• [Task goal]:
Below are records to reproduce in full; copy them exactly but keep the pictures out.
BEGIN Provided material
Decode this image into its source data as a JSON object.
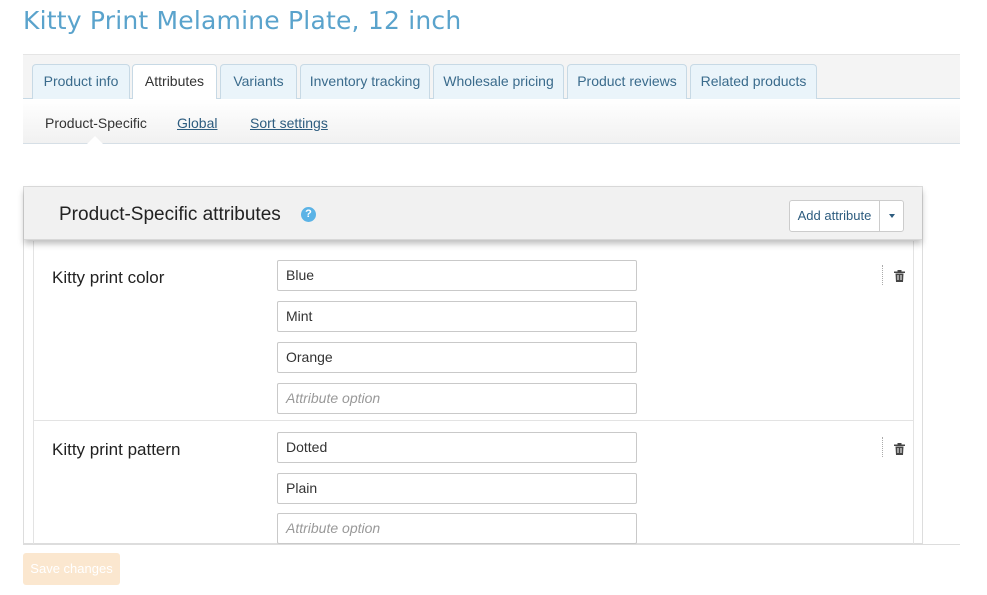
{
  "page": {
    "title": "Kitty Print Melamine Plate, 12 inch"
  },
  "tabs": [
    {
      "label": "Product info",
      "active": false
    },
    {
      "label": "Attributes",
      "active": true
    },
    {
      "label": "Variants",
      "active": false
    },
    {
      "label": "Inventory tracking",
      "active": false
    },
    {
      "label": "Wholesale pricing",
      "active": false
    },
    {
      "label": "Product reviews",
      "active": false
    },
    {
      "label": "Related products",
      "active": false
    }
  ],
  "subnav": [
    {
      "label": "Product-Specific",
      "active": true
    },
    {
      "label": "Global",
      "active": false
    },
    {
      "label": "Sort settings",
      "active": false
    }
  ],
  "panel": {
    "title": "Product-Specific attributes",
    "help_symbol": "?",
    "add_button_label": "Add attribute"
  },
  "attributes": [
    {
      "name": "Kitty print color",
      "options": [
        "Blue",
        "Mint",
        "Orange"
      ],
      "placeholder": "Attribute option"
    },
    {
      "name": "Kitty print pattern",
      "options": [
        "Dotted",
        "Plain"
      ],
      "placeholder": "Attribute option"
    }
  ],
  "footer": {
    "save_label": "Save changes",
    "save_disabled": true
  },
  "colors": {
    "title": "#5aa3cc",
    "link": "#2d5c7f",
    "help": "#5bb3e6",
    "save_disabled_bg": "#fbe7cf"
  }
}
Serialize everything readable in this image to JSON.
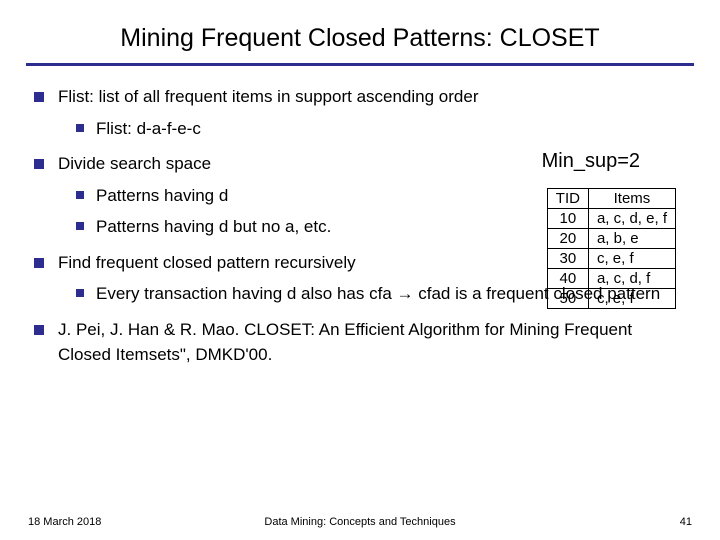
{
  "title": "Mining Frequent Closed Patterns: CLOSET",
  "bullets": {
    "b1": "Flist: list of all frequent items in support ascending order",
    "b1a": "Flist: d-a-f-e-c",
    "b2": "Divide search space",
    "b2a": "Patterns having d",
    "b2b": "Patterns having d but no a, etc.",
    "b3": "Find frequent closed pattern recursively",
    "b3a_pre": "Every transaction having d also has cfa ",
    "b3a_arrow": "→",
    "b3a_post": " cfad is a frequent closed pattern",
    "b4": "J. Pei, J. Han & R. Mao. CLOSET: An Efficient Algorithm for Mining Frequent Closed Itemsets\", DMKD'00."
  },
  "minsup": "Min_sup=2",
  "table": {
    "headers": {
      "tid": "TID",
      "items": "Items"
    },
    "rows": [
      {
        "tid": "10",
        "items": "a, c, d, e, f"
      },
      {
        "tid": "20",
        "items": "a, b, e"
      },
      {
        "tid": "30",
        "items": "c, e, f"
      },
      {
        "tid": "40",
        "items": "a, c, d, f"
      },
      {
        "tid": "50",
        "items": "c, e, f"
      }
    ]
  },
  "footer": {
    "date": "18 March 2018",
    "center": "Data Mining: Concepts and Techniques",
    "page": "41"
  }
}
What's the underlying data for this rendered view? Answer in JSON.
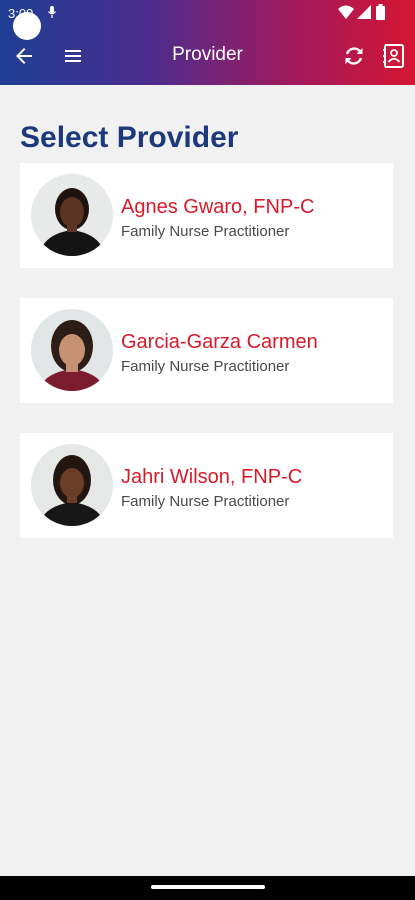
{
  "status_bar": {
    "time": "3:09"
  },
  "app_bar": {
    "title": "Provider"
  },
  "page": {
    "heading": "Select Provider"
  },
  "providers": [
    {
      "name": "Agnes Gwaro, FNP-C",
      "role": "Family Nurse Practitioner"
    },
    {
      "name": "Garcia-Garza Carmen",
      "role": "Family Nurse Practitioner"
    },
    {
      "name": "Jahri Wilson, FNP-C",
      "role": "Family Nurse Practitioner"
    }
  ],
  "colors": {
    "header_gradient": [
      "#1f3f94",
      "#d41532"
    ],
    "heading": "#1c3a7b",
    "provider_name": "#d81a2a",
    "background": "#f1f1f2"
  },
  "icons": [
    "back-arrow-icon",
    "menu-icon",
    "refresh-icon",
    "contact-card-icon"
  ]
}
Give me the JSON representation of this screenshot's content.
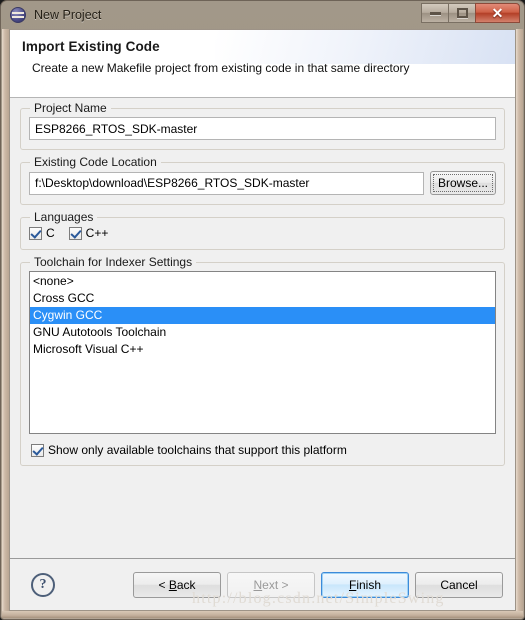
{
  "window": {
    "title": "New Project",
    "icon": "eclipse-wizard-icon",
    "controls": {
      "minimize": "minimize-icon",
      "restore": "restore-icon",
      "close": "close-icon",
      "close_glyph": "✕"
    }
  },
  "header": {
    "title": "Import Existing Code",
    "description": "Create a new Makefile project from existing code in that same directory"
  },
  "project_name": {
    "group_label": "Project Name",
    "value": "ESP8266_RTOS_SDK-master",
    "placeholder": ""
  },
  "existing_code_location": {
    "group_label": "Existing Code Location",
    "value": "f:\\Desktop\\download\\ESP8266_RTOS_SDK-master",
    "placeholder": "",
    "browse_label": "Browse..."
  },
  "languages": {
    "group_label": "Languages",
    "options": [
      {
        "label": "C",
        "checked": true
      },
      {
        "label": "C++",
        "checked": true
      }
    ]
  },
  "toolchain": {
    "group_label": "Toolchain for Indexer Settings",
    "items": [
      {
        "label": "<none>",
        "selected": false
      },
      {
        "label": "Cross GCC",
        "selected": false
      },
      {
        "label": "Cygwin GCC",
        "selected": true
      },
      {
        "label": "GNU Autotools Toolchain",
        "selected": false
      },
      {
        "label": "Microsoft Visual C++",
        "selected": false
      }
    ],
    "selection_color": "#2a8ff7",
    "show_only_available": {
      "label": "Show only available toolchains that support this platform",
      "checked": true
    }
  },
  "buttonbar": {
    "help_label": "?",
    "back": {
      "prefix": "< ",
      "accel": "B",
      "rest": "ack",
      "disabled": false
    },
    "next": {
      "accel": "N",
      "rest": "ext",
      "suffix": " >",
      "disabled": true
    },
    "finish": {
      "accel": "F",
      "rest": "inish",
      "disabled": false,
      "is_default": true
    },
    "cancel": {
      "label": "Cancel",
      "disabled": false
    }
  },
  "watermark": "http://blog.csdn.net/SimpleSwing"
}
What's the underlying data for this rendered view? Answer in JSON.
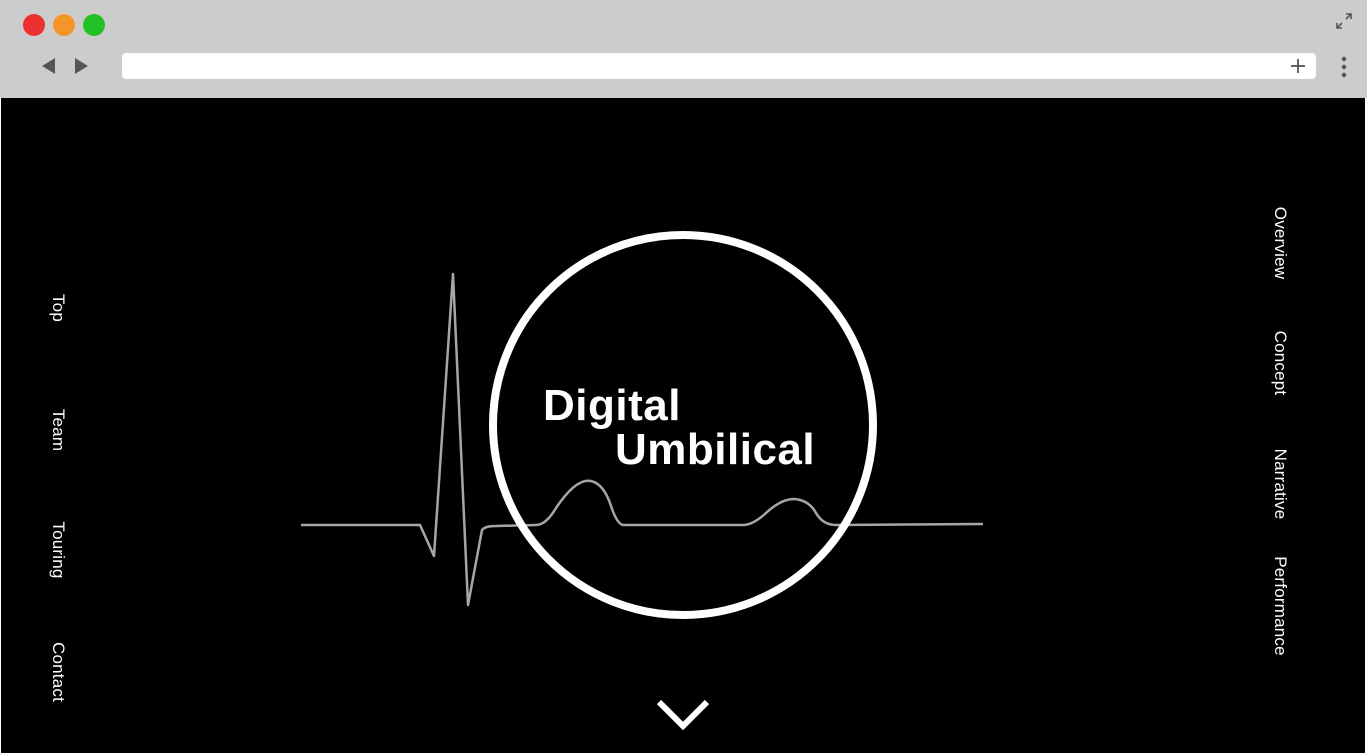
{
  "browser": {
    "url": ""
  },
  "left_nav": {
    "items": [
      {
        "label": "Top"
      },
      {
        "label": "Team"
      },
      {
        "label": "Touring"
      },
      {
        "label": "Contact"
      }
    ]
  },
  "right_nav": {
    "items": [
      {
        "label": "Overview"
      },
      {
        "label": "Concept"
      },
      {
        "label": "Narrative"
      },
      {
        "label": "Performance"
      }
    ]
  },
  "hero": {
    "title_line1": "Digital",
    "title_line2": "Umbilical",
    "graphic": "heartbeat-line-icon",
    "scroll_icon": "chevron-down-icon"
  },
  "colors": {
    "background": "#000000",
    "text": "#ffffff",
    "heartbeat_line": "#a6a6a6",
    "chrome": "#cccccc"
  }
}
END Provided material
• [Solved exercise]:
Decode this image into its source data as a JSON object.
{
  "page": {
    "title": "Kitty Print Melamine Plate, 12 inch"
  },
  "tabs": [
    {
      "label": "Product info",
      "active": false
    },
    {
      "label": "Attributes",
      "active": true
    },
    {
      "label": "Variants",
      "active": false
    },
    {
      "label": "Inventory tracking",
      "active": false
    },
    {
      "label": "Wholesale pricing",
      "active": false
    },
    {
      "label": "Product reviews",
      "active": false
    },
    {
      "label": "Related products",
      "active": false
    }
  ],
  "subnav": [
    {
      "label": "Product-Specific",
      "active": true
    },
    {
      "label": "Global",
      "active": false
    },
    {
      "label": "Sort settings",
      "active": false
    }
  ],
  "panel": {
    "title": "Product-Specific attributes",
    "help_symbol": "?",
    "add_button_label": "Add attribute"
  },
  "attributes": [
    {
      "name": "Kitty print color",
      "options": [
        "Blue",
        "Mint",
        "Orange"
      ],
      "placeholder": "Attribute option"
    },
    {
      "name": "Kitty print pattern",
      "options": [
        "Dotted",
        "Plain"
      ],
      "placeholder": "Attribute option"
    }
  ],
  "footer": {
    "save_label": "Save changes",
    "save_disabled": true
  },
  "colors": {
    "title": "#5aa3cc",
    "link": "#2d5c7f",
    "help": "#5bb3e6",
    "save_disabled_bg": "#fbe7cf"
  }
}
Serialize everything readable in this image to JSON.
{
  "title": "Mining Frequent Closed Patterns: CLOSET",
  "bullets": {
    "b1": "Flist: list of all frequent items in support ascending order",
    "b1a": "Flist: d-a-f-e-c",
    "b2": "Divide search space",
    "b2a": "Patterns having d",
    "b2b": "Patterns having d but no a, etc.",
    "b3": "Find frequent closed pattern recursively",
    "b3a_pre": "Every transaction having d also has cfa ",
    "b3a_arrow": "→",
    "b3a_post": " cfad is a frequent closed pattern",
    "b4": "J. Pei, J. Han & R. Mao. CLOSET: An Efficient Algorithm for Mining Frequent Closed Itemsets\", DMKD'00."
  },
  "minsup": "Min_sup=2",
  "table": {
    "headers": {
      "tid": "TID",
      "items": "Items"
    },
    "rows": [
      {
        "tid": "10",
        "items": "a, c, d, e, f"
      },
      {
        "tid": "20",
        "items": "a, b, e"
      },
      {
        "tid": "30",
        "items": "c, e, f"
      },
      {
        "tid": "40",
        "items": "a, c, d, f"
      },
      {
        "tid": "50",
        "items": "c, e, f"
      }
    ]
  },
  "footer": {
    "date": "18 March 2018",
    "center": "Data Mining: Concepts and Techniques",
    "page": "41"
  }
}
What's the underlying data for this rendered view? Answer in JSON.
{
  "status_bar": {
    "time": "3:09"
  },
  "app_bar": {
    "title": "Provider"
  },
  "page": {
    "heading": "Select Provider"
  },
  "providers": [
    {
      "name": "Agnes Gwaro, FNP-C",
      "role": "Family Nurse Practitioner"
    },
    {
      "name": "Garcia-Garza Carmen",
      "role": "Family Nurse Practitioner"
    },
    {
      "name": "Jahri Wilson, FNP-C",
      "role": "Family Nurse Practitioner"
    }
  ],
  "colors": {
    "header_gradient": [
      "#1f3f94",
      "#d41532"
    ],
    "heading": "#1c3a7b",
    "provider_name": "#d81a2a",
    "background": "#f1f1f2"
  },
  "icons": [
    "back-arrow-icon",
    "menu-icon",
    "refresh-icon",
    "contact-card-icon"
  ]
}
Give me the JSON representation of this screenshot's content.
{
  "window": {
    "title": "New Project",
    "icon": "eclipse-wizard-icon",
    "controls": {
      "minimize": "minimize-icon",
      "restore": "restore-icon",
      "close": "close-icon",
      "close_glyph": "✕"
    }
  },
  "header": {
    "title": "Import Existing Code",
    "description": "Create a new Makefile project from existing code in that same directory"
  },
  "project_name": {
    "group_label": "Project Name",
    "value": "ESP8266_RTOS_SDK-master",
    "placeholder": ""
  },
  "existing_code_location": {
    "group_label": "Existing Code Location",
    "value": "f:\\Desktop\\download\\ESP8266_RTOS_SDK-master",
    "placeholder": "",
    "browse_label": "Browse..."
  },
  "languages": {
    "group_label": "Languages",
    "options": [
      {
        "label": "C",
        "checked": true
      },
      {
        "label": "C++",
        "checked": true
      }
    ]
  },
  "toolchain": {
    "group_label": "Toolchain for Indexer Settings",
    "items": [
      {
        "label": "<none>",
        "selected": false
      },
      {
        "label": "Cross GCC",
        "selected": false
      },
      {
        "label": "Cygwin GCC",
        "selected": true
      },
      {
        "label": "GNU Autotools Toolchain",
        "selected": false
      },
      {
        "label": "Microsoft Visual C++",
        "selected": false
      }
    ],
    "selection_color": "#2a8ff7",
    "show_only_available": {
      "label": "Show only available toolchains that support this platform",
      "checked": true
    }
  },
  "buttonbar": {
    "help_label": "?",
    "back": {
      "prefix": "< ",
      "accel": "B",
      "rest": "ack",
      "disabled": false
    },
    "next": {
      "accel": "N",
      "rest": "ext",
      "suffix": " >",
      "disabled": true
    },
    "finish": {
      "accel": "F",
      "rest": "inish",
      "disabled": false,
      "is_default": true
    },
    "cancel": {
      "label": "Cancel",
      "disabled": false
    }
  },
  "watermark": "http://blog.csdn.net/SimpleSwing"
}
What's the underlying data for this rendered view? Answer in JSON.
{
  "browser": {
    "url": ""
  },
  "left_nav": {
    "items": [
      {
        "label": "Top"
      },
      {
        "label": "Team"
      },
      {
        "label": "Touring"
      },
      {
        "label": "Contact"
      }
    ]
  },
  "right_nav": {
    "items": [
      {
        "label": "Overview"
      },
      {
        "label": "Concept"
      },
      {
        "label": "Narrative"
      },
      {
        "label": "Performance"
      }
    ]
  },
  "hero": {
    "title_line1": "Digital",
    "title_line2": "Umbilical",
    "graphic": "heartbeat-line-icon",
    "scroll_icon": "chevron-down-icon"
  },
  "colors": {
    "background": "#000000",
    "text": "#ffffff",
    "heartbeat_line": "#a6a6a6",
    "chrome": "#cccccc"
  }
}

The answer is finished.